On Saturday, the Globe and Mail’s style section team put out a list of fashion and design trend predictions for 2010.
On the list are clogs, trench pieces, a graphic eighties influence in home accessories and a movement they call “Anything Goes”:
“If there is a primary trend for 2010, it may be the “untrend.” Now that design and decorating information is available through the click of a mouse, the dictation of design precepts by decorating elites is quickly becoming a thing of the past.”
I’m all for encouraging free expression but the trend of the untrend is a convoluted idea that seems completely at odds with the shared, social media consciousness invading our brains. Trending seems more likely than ever and now there’s a trail of tweets and Facebook posts that follow how the word was spread.
Plus the suggestion that a trend exists because of the astute observations of designers, editors and bloggers alone is just backwards. The style-reporting standard that a writer needs to source three examples of a trend before we can call it one proves that. If three women show up in a forest wearing ponchos and no one’s there to see them, it still counts.
What is increasingly sketchy is the idea of trend forecasting. I remember sitting in on a forecasting seminar aimed at fashion designers who vigorously flipped through trend data books full of last season’s runway shots arranged under arbitrary headings like “Laser Sharp” and “Flower Bomb”. They all scribbled down ideas for next season’s collections. Can you say self-fulfilling prophecy?
I do think there’s a rogue spirit inspiring designers these days and the first instance I found was in a post by FinalFashion.ca blogger and illustrator Danielle Meder. She, along with designers Jamil Juma and Ashley Rowe, question the value of the runway for young labels who now have a multitude of other, more modern options for marketing a collection.

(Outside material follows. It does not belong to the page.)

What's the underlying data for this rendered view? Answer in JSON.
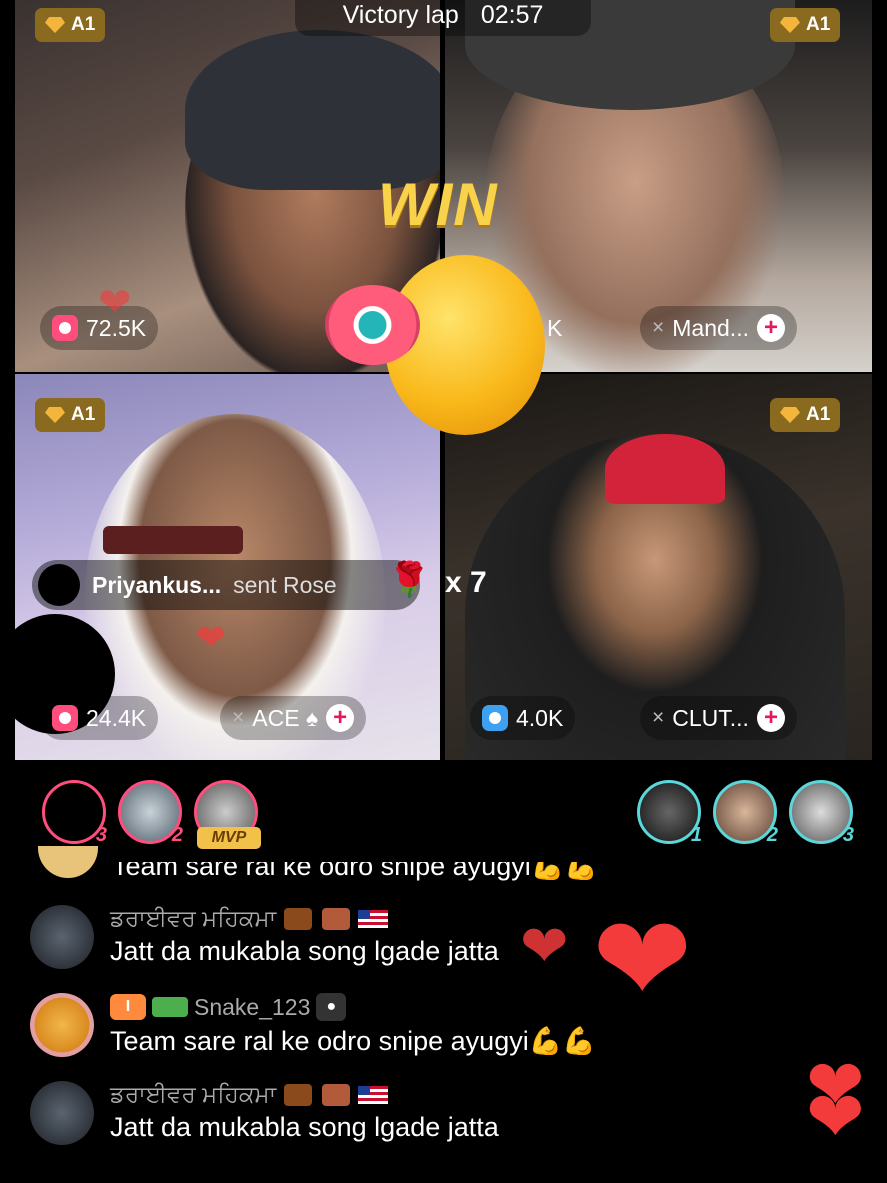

Call this movement the un-fashion show but don’t call it a trend yet. We have to find two more examples before its official. [rssbreak]